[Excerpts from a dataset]
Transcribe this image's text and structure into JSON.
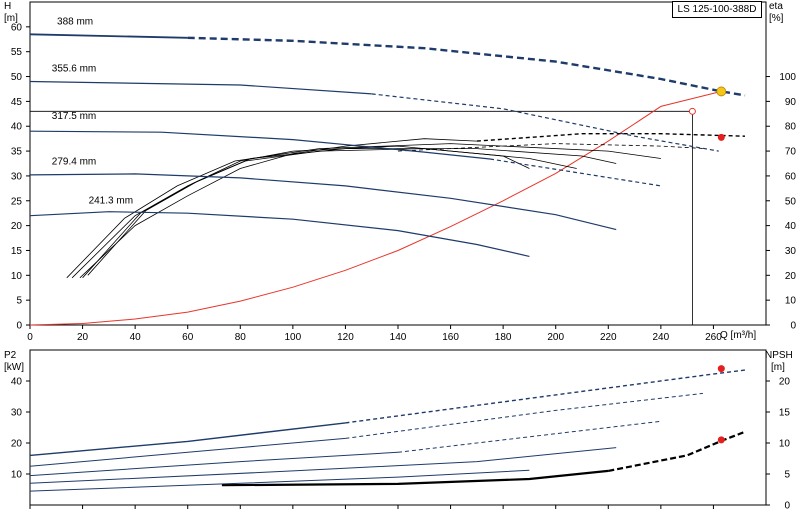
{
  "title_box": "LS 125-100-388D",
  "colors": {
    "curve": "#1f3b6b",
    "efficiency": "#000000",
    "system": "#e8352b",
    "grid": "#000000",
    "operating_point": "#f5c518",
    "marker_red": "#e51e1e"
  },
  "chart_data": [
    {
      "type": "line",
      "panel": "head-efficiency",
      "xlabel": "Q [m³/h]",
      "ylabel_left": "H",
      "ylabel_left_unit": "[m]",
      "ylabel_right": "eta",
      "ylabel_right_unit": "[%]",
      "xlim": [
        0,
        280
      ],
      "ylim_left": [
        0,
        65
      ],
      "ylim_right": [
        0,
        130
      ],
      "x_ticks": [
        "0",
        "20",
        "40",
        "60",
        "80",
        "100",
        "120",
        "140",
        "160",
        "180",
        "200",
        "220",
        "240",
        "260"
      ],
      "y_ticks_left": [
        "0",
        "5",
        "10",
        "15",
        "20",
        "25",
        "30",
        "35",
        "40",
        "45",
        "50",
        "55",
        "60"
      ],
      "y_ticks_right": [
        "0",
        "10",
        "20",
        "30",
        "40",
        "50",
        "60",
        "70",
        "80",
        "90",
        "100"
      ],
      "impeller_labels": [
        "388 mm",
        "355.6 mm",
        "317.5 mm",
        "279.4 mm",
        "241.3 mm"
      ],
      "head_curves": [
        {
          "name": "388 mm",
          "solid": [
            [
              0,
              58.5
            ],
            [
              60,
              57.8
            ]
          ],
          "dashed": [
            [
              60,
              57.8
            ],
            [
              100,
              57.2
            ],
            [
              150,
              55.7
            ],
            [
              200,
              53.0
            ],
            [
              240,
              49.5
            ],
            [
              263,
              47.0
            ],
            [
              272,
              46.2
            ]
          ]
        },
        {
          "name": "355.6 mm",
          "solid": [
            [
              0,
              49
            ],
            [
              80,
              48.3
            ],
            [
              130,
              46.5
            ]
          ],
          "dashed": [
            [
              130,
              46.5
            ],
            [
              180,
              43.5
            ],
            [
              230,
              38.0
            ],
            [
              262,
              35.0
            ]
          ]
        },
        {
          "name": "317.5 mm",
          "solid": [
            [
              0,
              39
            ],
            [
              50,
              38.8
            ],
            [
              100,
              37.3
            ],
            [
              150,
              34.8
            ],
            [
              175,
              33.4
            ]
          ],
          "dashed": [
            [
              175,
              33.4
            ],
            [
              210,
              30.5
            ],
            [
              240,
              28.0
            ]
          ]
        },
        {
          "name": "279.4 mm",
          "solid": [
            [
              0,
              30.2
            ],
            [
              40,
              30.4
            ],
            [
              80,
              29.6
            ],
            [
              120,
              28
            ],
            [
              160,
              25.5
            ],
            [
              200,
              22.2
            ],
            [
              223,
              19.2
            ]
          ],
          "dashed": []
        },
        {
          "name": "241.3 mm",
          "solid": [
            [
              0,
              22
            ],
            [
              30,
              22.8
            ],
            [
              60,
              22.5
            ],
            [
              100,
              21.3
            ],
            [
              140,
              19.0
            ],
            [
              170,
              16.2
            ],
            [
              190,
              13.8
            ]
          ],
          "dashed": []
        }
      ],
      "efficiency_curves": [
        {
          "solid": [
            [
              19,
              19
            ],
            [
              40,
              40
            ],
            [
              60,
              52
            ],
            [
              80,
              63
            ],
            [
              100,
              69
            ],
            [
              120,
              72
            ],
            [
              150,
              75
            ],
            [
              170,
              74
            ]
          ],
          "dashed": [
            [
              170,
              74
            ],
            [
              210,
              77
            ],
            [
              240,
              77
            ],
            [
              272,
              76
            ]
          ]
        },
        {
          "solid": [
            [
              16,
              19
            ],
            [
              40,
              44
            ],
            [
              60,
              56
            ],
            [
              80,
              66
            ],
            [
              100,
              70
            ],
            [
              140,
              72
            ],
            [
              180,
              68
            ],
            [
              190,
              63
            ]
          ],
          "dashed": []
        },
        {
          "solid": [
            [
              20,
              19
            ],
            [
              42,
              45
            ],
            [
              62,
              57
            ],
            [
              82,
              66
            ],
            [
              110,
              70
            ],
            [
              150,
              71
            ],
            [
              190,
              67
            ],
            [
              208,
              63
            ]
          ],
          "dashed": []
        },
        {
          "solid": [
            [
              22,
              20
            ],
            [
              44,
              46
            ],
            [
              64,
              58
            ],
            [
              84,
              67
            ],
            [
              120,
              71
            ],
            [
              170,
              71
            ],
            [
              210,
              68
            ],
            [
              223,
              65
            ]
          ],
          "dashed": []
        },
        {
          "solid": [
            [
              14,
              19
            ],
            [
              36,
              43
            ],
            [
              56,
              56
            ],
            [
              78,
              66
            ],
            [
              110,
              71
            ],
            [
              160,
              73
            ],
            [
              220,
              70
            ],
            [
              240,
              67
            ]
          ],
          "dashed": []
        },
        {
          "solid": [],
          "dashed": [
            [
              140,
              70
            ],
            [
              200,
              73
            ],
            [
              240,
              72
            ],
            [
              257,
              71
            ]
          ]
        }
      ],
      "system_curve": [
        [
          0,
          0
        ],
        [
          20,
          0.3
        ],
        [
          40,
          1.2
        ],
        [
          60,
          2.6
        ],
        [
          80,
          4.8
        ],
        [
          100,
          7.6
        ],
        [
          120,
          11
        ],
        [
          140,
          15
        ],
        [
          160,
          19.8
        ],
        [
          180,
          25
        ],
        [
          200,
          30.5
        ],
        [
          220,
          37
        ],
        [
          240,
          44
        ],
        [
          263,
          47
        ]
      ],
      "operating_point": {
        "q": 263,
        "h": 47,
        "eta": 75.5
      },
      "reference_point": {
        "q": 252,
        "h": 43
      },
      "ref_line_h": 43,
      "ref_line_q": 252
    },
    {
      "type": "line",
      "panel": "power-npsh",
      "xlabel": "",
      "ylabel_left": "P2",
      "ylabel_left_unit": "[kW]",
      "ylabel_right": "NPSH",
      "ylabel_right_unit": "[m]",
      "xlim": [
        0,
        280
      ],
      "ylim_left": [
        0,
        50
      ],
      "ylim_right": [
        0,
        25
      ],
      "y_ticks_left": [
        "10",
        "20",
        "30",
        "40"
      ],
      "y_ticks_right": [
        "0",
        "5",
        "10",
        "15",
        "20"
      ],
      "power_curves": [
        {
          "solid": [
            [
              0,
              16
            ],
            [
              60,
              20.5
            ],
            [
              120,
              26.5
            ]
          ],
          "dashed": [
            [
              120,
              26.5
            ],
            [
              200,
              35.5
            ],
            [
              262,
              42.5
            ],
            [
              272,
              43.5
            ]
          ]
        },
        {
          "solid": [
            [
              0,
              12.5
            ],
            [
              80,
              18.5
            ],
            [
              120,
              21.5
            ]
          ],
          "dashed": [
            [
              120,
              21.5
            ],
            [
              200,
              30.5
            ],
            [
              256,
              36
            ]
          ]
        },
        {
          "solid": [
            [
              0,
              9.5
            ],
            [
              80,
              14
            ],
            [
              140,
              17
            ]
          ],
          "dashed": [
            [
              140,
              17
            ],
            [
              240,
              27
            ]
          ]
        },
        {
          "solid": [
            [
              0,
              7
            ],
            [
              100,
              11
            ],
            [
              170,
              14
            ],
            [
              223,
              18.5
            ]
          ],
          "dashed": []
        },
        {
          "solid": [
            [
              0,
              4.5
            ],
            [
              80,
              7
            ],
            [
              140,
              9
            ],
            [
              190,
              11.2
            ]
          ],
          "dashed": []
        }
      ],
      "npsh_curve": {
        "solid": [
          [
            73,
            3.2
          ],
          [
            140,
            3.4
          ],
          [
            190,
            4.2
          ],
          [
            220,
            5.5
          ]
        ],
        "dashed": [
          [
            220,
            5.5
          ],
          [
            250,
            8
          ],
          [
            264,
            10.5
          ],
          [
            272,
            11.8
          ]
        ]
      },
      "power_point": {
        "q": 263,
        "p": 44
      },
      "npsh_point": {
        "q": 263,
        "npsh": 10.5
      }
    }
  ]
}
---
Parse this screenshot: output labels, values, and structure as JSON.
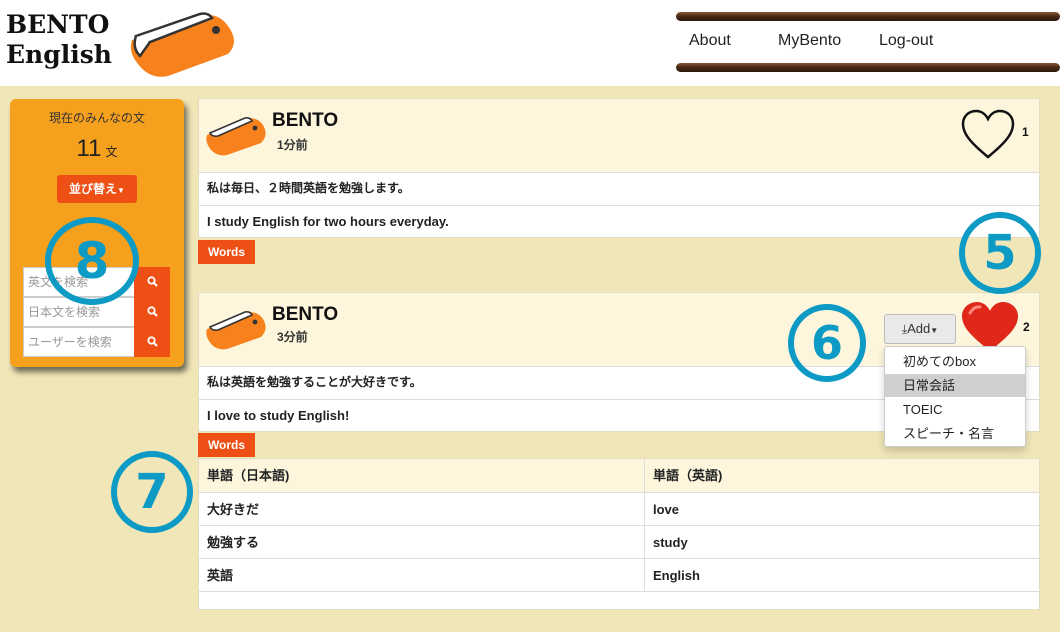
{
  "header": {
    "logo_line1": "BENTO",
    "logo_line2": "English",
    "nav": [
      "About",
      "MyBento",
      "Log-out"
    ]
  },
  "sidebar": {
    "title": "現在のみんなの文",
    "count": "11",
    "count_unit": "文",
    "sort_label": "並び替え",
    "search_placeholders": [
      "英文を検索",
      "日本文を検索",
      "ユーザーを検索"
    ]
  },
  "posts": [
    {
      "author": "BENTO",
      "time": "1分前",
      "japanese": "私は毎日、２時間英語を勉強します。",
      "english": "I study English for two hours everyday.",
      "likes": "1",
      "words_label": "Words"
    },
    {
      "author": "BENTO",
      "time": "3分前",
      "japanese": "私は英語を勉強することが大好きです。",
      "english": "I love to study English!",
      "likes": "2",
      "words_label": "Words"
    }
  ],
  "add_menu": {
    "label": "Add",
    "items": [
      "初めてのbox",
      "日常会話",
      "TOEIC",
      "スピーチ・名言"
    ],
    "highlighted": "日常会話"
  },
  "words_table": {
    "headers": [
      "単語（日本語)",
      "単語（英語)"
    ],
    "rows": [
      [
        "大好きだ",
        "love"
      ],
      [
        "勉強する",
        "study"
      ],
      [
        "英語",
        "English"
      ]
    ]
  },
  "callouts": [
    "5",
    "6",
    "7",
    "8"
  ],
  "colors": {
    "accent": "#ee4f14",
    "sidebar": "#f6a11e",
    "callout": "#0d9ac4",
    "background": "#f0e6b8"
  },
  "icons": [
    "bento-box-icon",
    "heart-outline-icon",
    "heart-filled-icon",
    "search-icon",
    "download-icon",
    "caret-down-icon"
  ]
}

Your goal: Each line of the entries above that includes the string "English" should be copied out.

Answer box:
    "logo_line2": "English",
      "english": "I study English for two hours everyday.",
      "english": "I love to study English!",
        "English"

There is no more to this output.